- condemned or doomed, especially to eternal punishment: the wailing of damned souls.
- detestable; loathsome: Get that damned dog out of here!
- complete; absolute; utter: a damned nuisance; a damned fool.
- Informal. extraordinary; amazing: It was the damnedest thing I'd ever seen.
- the damned, those condemned to suffer eternal punishment.
- extremely; very; absolutely: a damned good singer; too damned lazy.
- damned well, Informal. certainly or without doubt; emphatically: You damned well better say you're sorry!Also damn well.
Origin of damned
- to declare (something) to be bad, unfit, invalid, or illegal.
- to condemn as a failure: to damn a play.
- to bring condemnation upon; ruin.
- to doom to eternal punishment or condemn to hell.
- to swear at or curse, using the word “damn”: Damn the torpedoes! Full speed ahead!
- to use the word “damn”; swear.
- (used as an expletive to express anger, annoyance, disgust, etc.)
- the utterance of “damn” in swearing or for emphasis.
- something of negligible value: not worth a damn.
- damn well, Informal. damned(def 7).
- damn with faint praise, to praise so moderately as, in effect, to condemn: The critic damned the opera with faint praise when he termed the production adequate.

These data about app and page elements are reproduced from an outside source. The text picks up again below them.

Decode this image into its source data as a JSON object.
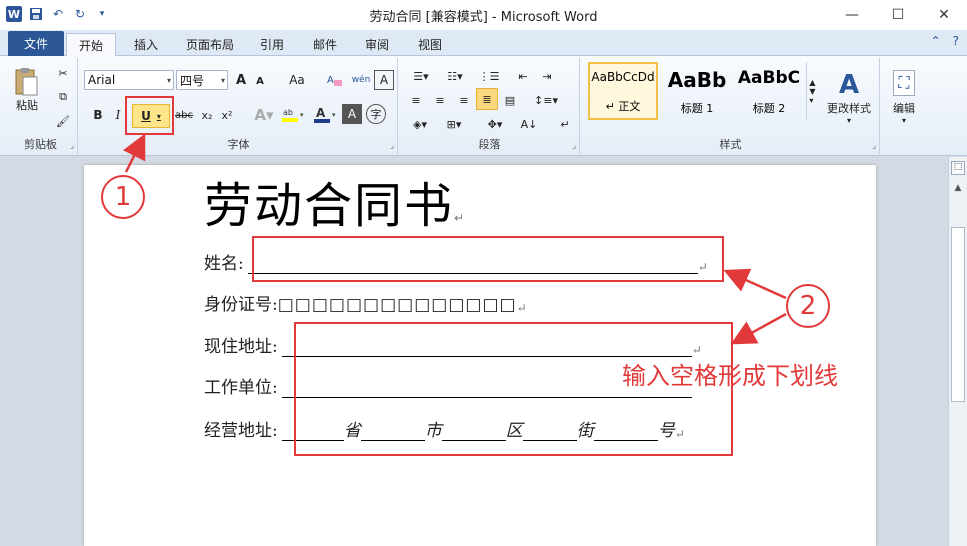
{
  "window": {
    "title": "劳动合同 [兼容模式] - Microsoft Word",
    "app_icon": "W",
    "qat_icons": [
      "save-icon",
      "undo-icon",
      "redo-icon",
      "customize-icon"
    ]
  },
  "tabs": [
    "文件",
    "开始",
    "插入",
    "页面布局",
    "引用",
    "邮件",
    "审阅",
    "视图"
  ],
  "ribbon": {
    "clipboard": {
      "label": "剪贴板",
      "paste": "粘贴"
    },
    "font": {
      "label": "字体",
      "font_name": "Arial",
      "font_size": "四号",
      "grow": "A",
      "shrink": "A",
      "change_case": "Aa",
      "bold": "B",
      "italic": "I",
      "underline": "U",
      "strike": "abc",
      "subscript": "x₂",
      "superscript": "x²",
      "color_a": "A"
    },
    "paragraph": {
      "label": "段落"
    },
    "styles": {
      "label": "样式",
      "items": [
        {
          "preview": "AaBbCcDd",
          "name": "↵ 正文"
        },
        {
          "preview": "AaBb",
          "name": "标题 1"
        },
        {
          "preview": "AaBbC",
          "name": "标题 2"
        }
      ],
      "change_styles": "更改样式"
    },
    "editing": {
      "label": "编辑"
    }
  },
  "document": {
    "title": "劳动合同书",
    "name_label": "姓名:",
    "id_label": "身份证号:",
    "id_boxes": "□□□□□□□□□□□□□□",
    "address_label": "现住地址:",
    "work_label": "工作单位:",
    "business_label": "经营地址:",
    "addr_parts": [
      "省",
      "市",
      "区",
      "街",
      "号"
    ],
    "para_mark": "↵"
  },
  "annotations": {
    "num1": "1",
    "num2": "2",
    "note": "输入空格形成下划线",
    "color": "#e23a3a"
  }
}
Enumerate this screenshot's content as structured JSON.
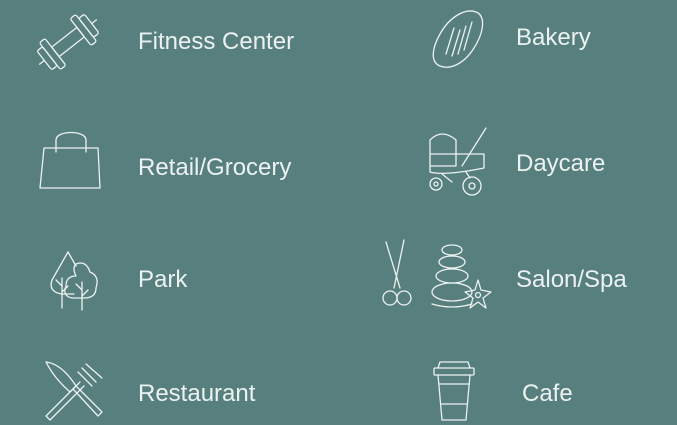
{
  "colors": {
    "background": "#567f7e",
    "foreground": "#ecf2f1"
  },
  "amenities": [
    {
      "label": "Fitness Center",
      "icon": "dumbbell-icon"
    },
    {
      "label": "Bakery",
      "icon": "bread-loaf-icon"
    },
    {
      "label": "Retail/Grocery",
      "icon": "shopping-bag-icon"
    },
    {
      "label": "Daycare",
      "icon": "baby-stroller-icon"
    },
    {
      "label": "Park",
      "icon": "trees-icon"
    },
    {
      "label": "Salon/Spa",
      "icon": "scissors-spa-stones-icon"
    },
    {
      "label": "Restaurant",
      "icon": "fork-knife-icon"
    },
    {
      "label": "Cafe",
      "icon": "coffee-cup-icon"
    }
  ]
}
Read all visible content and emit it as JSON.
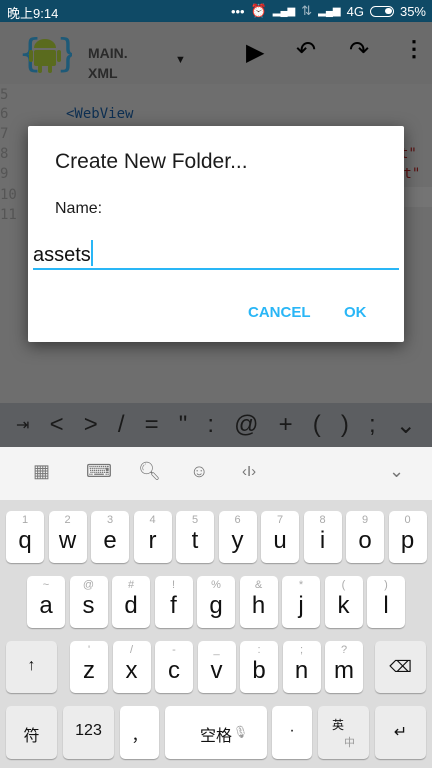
{
  "status_bar": {
    "time": "晚上9:14",
    "network": "4G",
    "battery": "35%",
    "icons": [
      "more-dots-icon",
      "alarm-icon",
      "signal-icon",
      "data-arrows-icon",
      "signal-icon",
      "battery-icon"
    ]
  },
  "toolbar": {
    "file_name_line1": "MAIN.",
    "file_name_line2": "XML",
    "icons": [
      "app-logo",
      "dropdown-icon",
      "run-icon",
      "undo-icon",
      "redo-icon",
      "overflow-menu-icon"
    ]
  },
  "editor": {
    "line_numbers": [
      "5",
      "6",
      "7",
      "8",
      "9",
      "10",
      "11"
    ],
    "line6": "<WebView",
    "line8_tail": "t\"",
    "line9_tail": "nt\""
  },
  "dialog": {
    "title": "Create New Folder...",
    "label": "Name:",
    "input_value": "assets",
    "cancel": "CANCEL",
    "ok": "OK",
    "accent": "#29b6f6"
  },
  "symbol_bar": [
    "⇥",
    "<",
    ">",
    "/",
    "=",
    "\"",
    ":",
    "@",
    "+",
    "(",
    ")",
    ";",
    "⌄"
  ],
  "keyboard_toolbar": {
    "icons": [
      "grid-icon",
      "keyboard-icon",
      "search-icon",
      "emoji-icon",
      "cursor-icon",
      "collapse-icon"
    ]
  },
  "keyboard": {
    "row1": [
      {
        "k": "q",
        "s": "1"
      },
      {
        "k": "w",
        "s": "2"
      },
      {
        "k": "e",
        "s": "3"
      },
      {
        "k": "r",
        "s": "4"
      },
      {
        "k": "t",
        "s": "5"
      },
      {
        "k": "y",
        "s": "6"
      },
      {
        "k": "u",
        "s": "7"
      },
      {
        "k": "i",
        "s": "8"
      },
      {
        "k": "o",
        "s": "9"
      },
      {
        "k": "p",
        "s": "0"
      }
    ],
    "row2": [
      {
        "k": "a",
        "s": "~"
      },
      {
        "k": "s",
        "s": "@"
      },
      {
        "k": "d",
        "s": "#"
      },
      {
        "k": "f",
        "s": "!"
      },
      {
        "k": "g",
        "s": "%"
      },
      {
        "k": "h",
        "s": "&"
      },
      {
        "k": "j",
        "s": "*"
      },
      {
        "k": "k",
        "s": "("
      },
      {
        "k": "l",
        "s": ")"
      }
    ],
    "row3": [
      {
        "k": "z",
        "s": "'"
      },
      {
        "k": "x",
        "s": "/"
      },
      {
        "k": "c",
        "s": "-"
      },
      {
        "k": "v",
        "s": "_"
      },
      {
        "k": "b",
        "s": ":"
      },
      {
        "k": "n",
        "s": ";"
      },
      {
        "k": "m",
        "s": "?"
      }
    ],
    "shift": "↑",
    "backspace": "⌫",
    "symbols": "符",
    "numbers": "123",
    "comma": "，",
    "space": "空格",
    "period": "·",
    "lang_top": "英",
    "lang_bottom": "中",
    "enter": "↵"
  }
}
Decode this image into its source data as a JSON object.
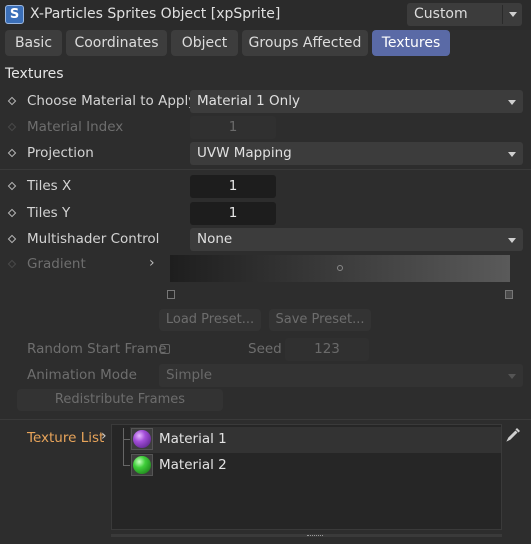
{
  "header": {
    "icon_letter": "S",
    "title": "X-Particles Sprites Object [xpSprite]",
    "mode_value": "Custom"
  },
  "tabs": [
    {
      "label": "Basic",
      "active": false
    },
    {
      "label": "Coordinates",
      "active": false
    },
    {
      "label": "Object",
      "active": false
    },
    {
      "label": "Groups Affected",
      "active": false
    },
    {
      "label": "Textures",
      "active": true
    }
  ],
  "section_title": "Textures",
  "fields": {
    "choose_material": {
      "label": "Choose Material to Apply",
      "value": "Material 1 Only"
    },
    "material_index": {
      "label": "Material Index",
      "value": "1"
    },
    "projection": {
      "label": "Projection",
      "value": "UVW Mapping"
    },
    "tiles_x": {
      "label": "Tiles X",
      "value": "1"
    },
    "tiles_y": {
      "label": "Tiles Y",
      "value": "1"
    },
    "multishader": {
      "label": "Multishader Control",
      "value": "None"
    },
    "gradient": {
      "label": "Gradient"
    },
    "load_preset": "Load Preset...",
    "save_preset": "Save Preset...",
    "random_start_frame": {
      "label": "Random Start Frame",
      "checked": false
    },
    "seed": {
      "label": "Seed",
      "value": "123"
    },
    "animation_mode": {
      "label": "Animation Mode",
      "value": "Simple"
    },
    "redistribute": "Redistribute Frames"
  },
  "texture_list": {
    "label": "Texture List",
    "items": [
      {
        "name": "Material 1",
        "color": "#a24ed8",
        "selected": true
      },
      {
        "name": "Material 2",
        "color": "#3fcf3a",
        "selected": false
      }
    ]
  },
  "colors": {
    "background": "#2d2d2d",
    "active_tab": "#5a6aa6",
    "texture_list_label": "#e8a45a"
  }
}
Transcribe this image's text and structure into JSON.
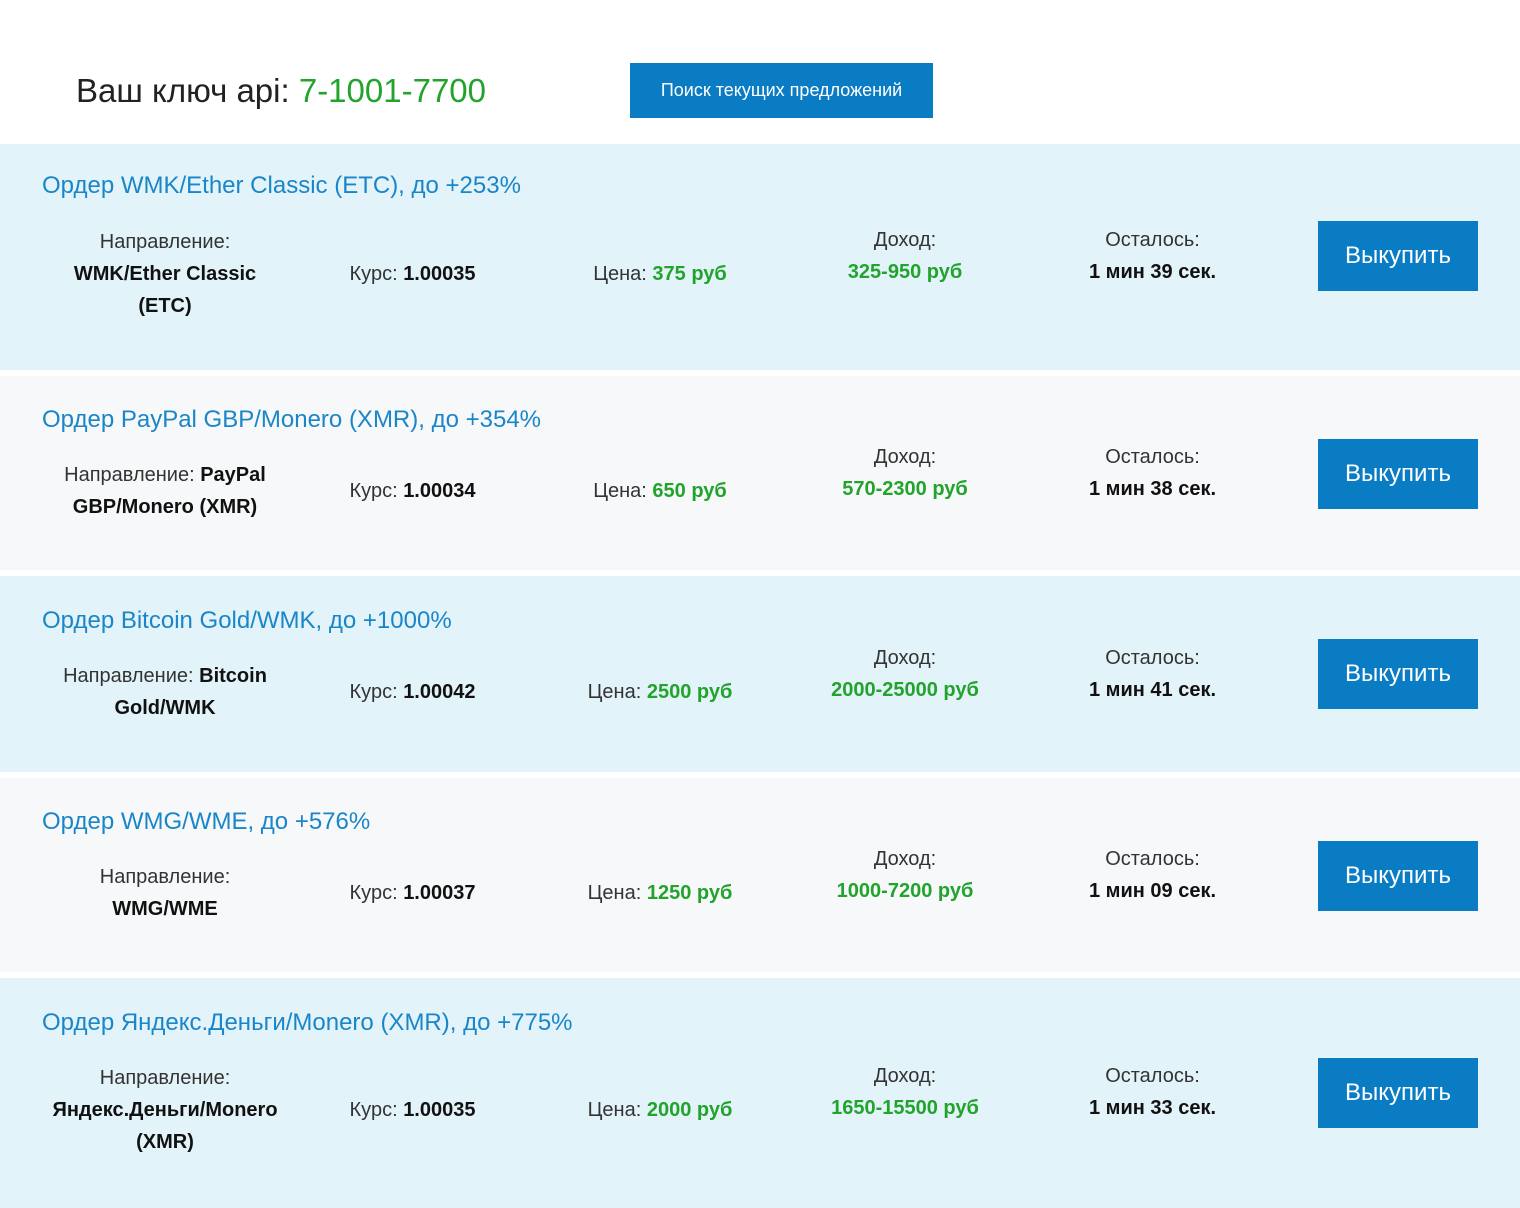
{
  "header": {
    "api_label": "Ваш ключ api:",
    "api_key": "7-1001-7700",
    "search_button": "Поиск текущих предложений"
  },
  "labels": {
    "direction": "Направление:",
    "rate": "Курс:",
    "price": "Цена:",
    "income": "Доход:",
    "remaining": "Осталось:",
    "buy": "Выкупить"
  },
  "orders": [
    {
      "title": "Ордер WMK/Ether Classic (ETC), до +253%",
      "direction_line1": "WMK/Ether Classic",
      "direction_line2": "(ETC)",
      "rate": "1.00035",
      "price": "375 руб",
      "income": "325-950 руб",
      "remaining": "1 мин 39 сек."
    },
    {
      "title": "Ордер PayPal GBP/Monero (XMR), до +354%",
      "direction_line1": "PayPal",
      "direction_line2": "GBP/Monero (XMR)",
      "rate": "1.00034",
      "price": "650 руб",
      "income": "570-2300 руб",
      "remaining": "1 мин 38 сек."
    },
    {
      "title": "Ордер Bitcoin Gold/WMK, до +1000%",
      "direction_line1": "Bitcoin",
      "direction_line2": "Gold/WMK",
      "rate": "1.00042",
      "price": "2500 руб",
      "income": "2000-25000 руб",
      "remaining": "1 мин 41 сек."
    },
    {
      "title": "Ордер WMG/WME, до +576%",
      "direction_line1": "WMG/WME",
      "direction_line2": "",
      "rate": "1.00037",
      "price": "1250 руб",
      "income": "1000-7200 руб",
      "remaining": "1 мин 09 сек."
    },
    {
      "title": "Ордер Яндекс.Деньги/Monero (XMR), до +775%",
      "direction_line1": "Яндекс.Деньги/Monero",
      "direction_line2": "(XMR)",
      "rate": "1.00035",
      "price": "2000 руб",
      "income": "1650-15500 руб",
      "remaining": "1 мин 33 сек."
    }
  ]
}
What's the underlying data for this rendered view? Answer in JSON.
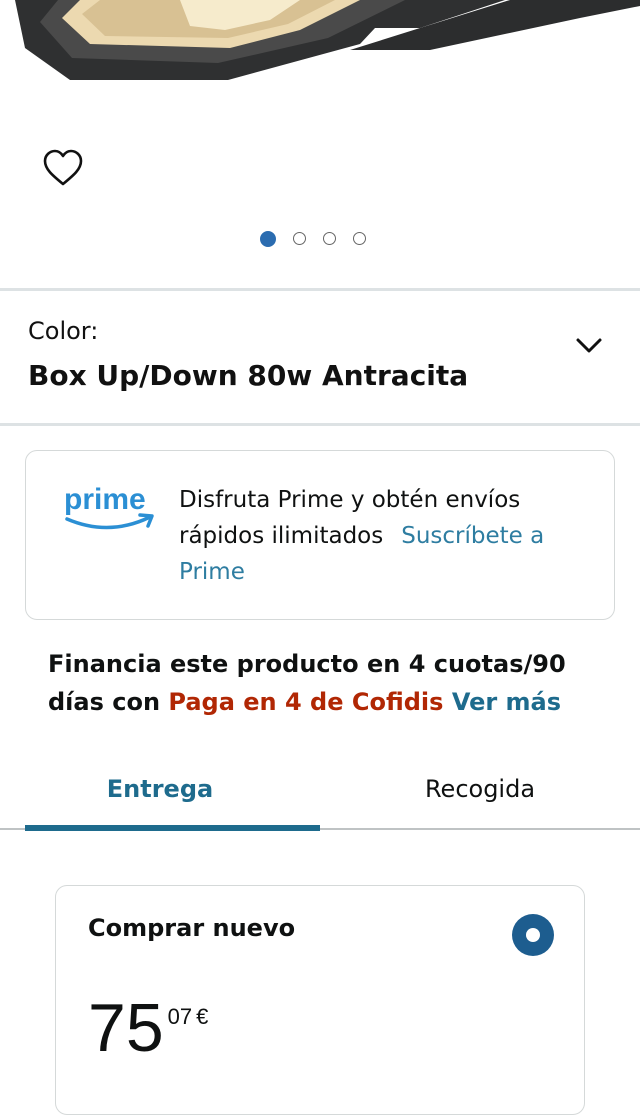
{
  "gallery": {
    "image_count": 4,
    "active_index": 0
  },
  "variant": {
    "label": "Color:",
    "value": "Box Up/Down 80w Antracita"
  },
  "prime": {
    "logo_text": "prime",
    "message": "Disfruta Prime y obtén envíos rápidos ilimitados",
    "link_part1": "Suscríbete a",
    "link_part2": "Prime"
  },
  "financing": {
    "text_line": "Financia este producto en 4 cuotas/90 días con",
    "provider": "Paga en 4 de Cofidis",
    "link": "Ver más"
  },
  "tabs": [
    {
      "label": "Entrega",
      "active": true
    },
    {
      "label": "Recogida",
      "active": false
    }
  ],
  "buy_box": {
    "title": "Comprar nuevo",
    "price_whole": "75",
    "price_fraction": "07",
    "currency": "€",
    "selected": true
  },
  "colors": {
    "link": "#1e6b8d",
    "price_red": "#b12704",
    "radio": "#1d5d8f",
    "dot_active": "#2b6cb0"
  }
}
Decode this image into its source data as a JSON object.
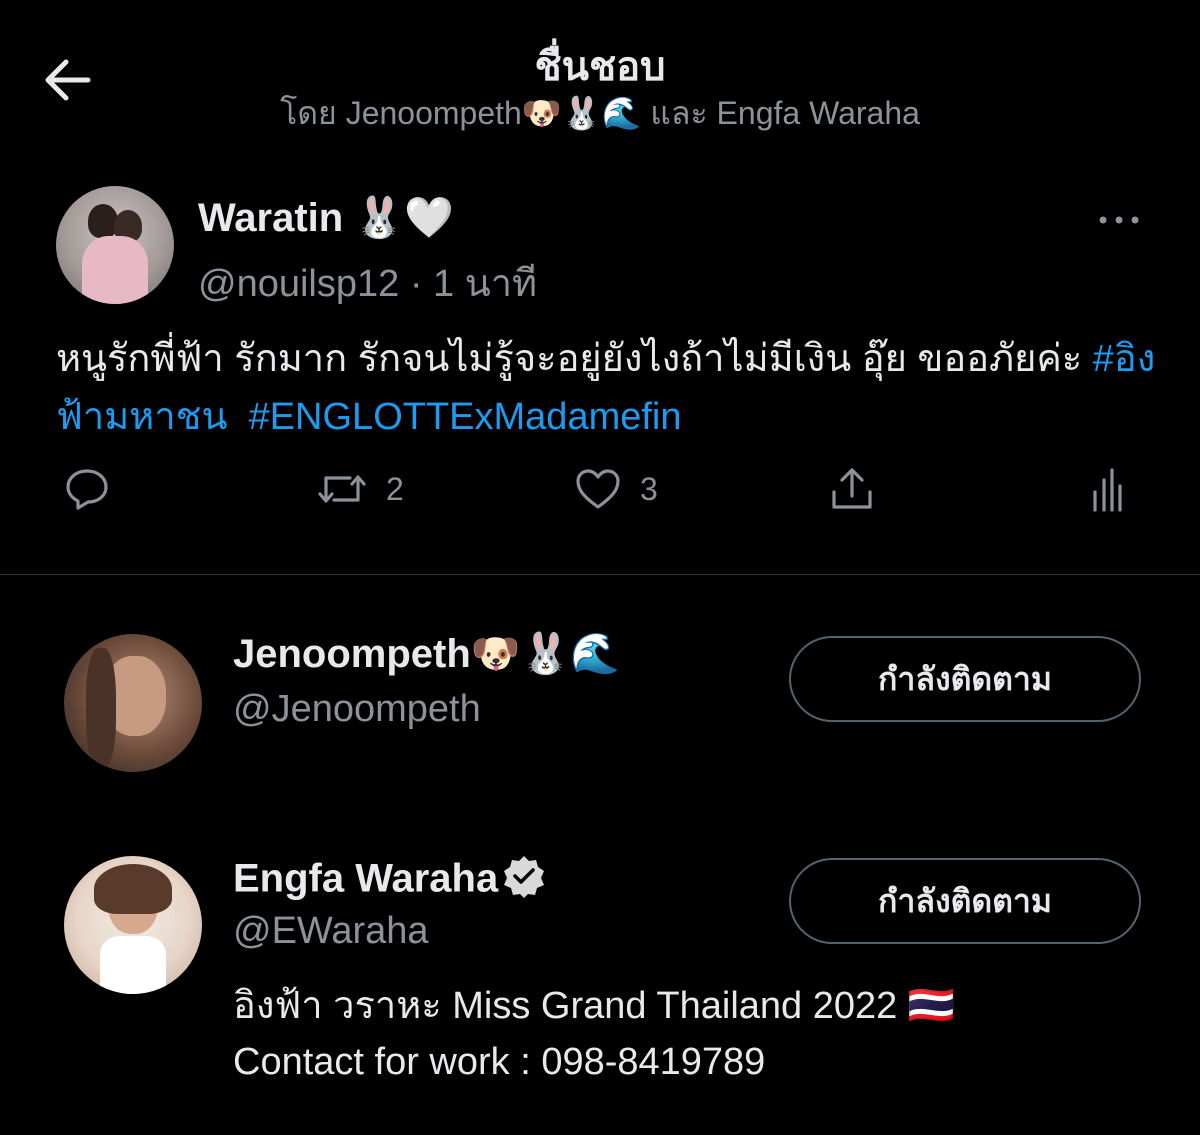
{
  "header": {
    "title": "ชื่นชอบ",
    "subtitle": "โดย Jenoompeth🐶🐰🌊 และ Engfa Waraha"
  },
  "tweet": {
    "author_name": "Waratin 🐰🤍",
    "handle_time": "@nouilsp12 · 1 นาที",
    "text": "หนูรักพี่ฟ้า รักมาก รักจนไม่รู้จะอยู่ยังไงถ้าไม่มีเงิน อุ๊ย ขออภัยค่ะ ",
    "hashtags": [
      "#อิงฟ้ามหาชน",
      "#ENGLOTTExMadamefin"
    ],
    "retweet_count": "2",
    "like_count": "3"
  },
  "users": [
    {
      "name": "Jenoompeth🐶🐰🌊",
      "handle": "@Jenoompeth",
      "follow_label": "กำลังติดตาม"
    },
    {
      "name": "Engfa Waraha",
      "handle": "@EWaraha",
      "bio_line1": "อิงฟ้า วราหะ Miss Grand Thailand 2022 🇹🇭",
      "bio_line2": "Contact for work : 098-8419789",
      "follow_label": "กำลังติดตาม"
    }
  ],
  "colors": {
    "background": "#000000",
    "text": "#e7e9ea",
    "secondary": "#8b9299",
    "link": "#1d9bf0",
    "divider": "#2f3336"
  },
  "icons": [
    "back-arrow-icon",
    "more-icon",
    "reply-icon",
    "retweet-icon",
    "like-icon",
    "share-icon",
    "analytics-icon",
    "verified-icon"
  ]
}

- give a damn, Informal. to care; be concerned; consider as important: You shouldn't give a damn about their opinions.Also give a darn.
Origin of damn
SynonymsSee more synonyms on Thesaurus.com
Examples from the Web for damned
They were going to tell their story, consequences be damned.I Tried to Warn You About Sleazy Billionaire Jeffrey Epstein in 2003
January 7, 2015
But he had already begun to start speaking his truth, consequences be damned.How Richard Pryor Beat Bill Cosby and Transformed America
David Yaffe, Scott Saul
December 10, 2014
Who has the courage to do the right thing—money from special interest groups be damned?A Navy Vet’s Case for Gun Control
November 23, 2014
But the government is planning to throw her in jail—no court date, son be damned.The FBI’s Bogus ISIS Bust
November 21, 2014
Only the desired outcome he seeks is the correct one—the work of the grand jury be damned.As Michael Brown Grand Jury Winds Down, Is Ferguson on the Brink of War?
November 16, 2014
What you say in New York—'a damned fine old family,' yes, is it not?The Spenders
Harry Leon Wilson
Banstead at last relieved his feelings with a gasping, "Well, I'm damned!"
"You've treated me damned badly," said Banstead, turning on his heel.
This fellow, who had offered to take money for a guest, was damned for life and branded.Way of the Lawless
What damned jolly fun it will be to send her out of the house in a rage!Weighed and Wanting
- condemned to hell
- (as noun)the damned
- (intensifier)a damned good try; a damned liar; I should damned well think so!
- used to indicate amazement, disavowal, or refusal (in such phrases as I'll be damned and damned if I care)
- slang an exclamation of annoyance (often in exclamatory phrases such as damn it! damn you! etc)
- informal an exclamation of surprise or pleasure (esp in the exclamatory phrase damn me!)
- (prenominal) slang deserving damnation; detestable
- slang (intensifier)damn fool; a damn good pianist
- damn all slang absolutely nothing
- to condemn as bad, worthless, etc
- to curse
- to condemn to eternal damnation
- (often passive) to doom to ruin; cause to failthe venture was damned from the start
- (also intr) to prove (someone) guiltydamning evidence
- to swear (at) using the word damn
- as near as damn it British informal as near as possible; very near
- damn with faint praise to praise so unenthusiastically that the effect is condemnation
- slang something of negligible value; jot (esp in the phrase not worth a damn)
- not give a damn informal to be unconcerned; not care
Word Origin and History for damned
late 13c., "to condemn," from Old French damner "damn, condemn; convict, blame; injure," derivative of Latin damnare "to adjudge guilty; to doom; to condemn, blame, reject," from noun damnum "damage, hurt, harm; loss, injury; a fine, penalty," possibly from an ancient religious term from PIE *dap- "to apportion in exchange" [see Watkins]. The Latin word evolved a legal meaning of "pronounce judgment upon." Theological sense is first recorded early 14c.; the optative expletive use likely is as old.
Damn and its derivatives generally were avoided in print from 18c. to c.1930s (the famous line in the film version of "Gone with the Wind" was a breakthrough and required much effort by the studio). The noun is recorded from 1610s; to be not worth a damn is from 1817. The adjective is 1775, short for damned; Damn Yankee, characteristic Southern U.S. term for "Northerner," is attested from 1812. Related: Damning.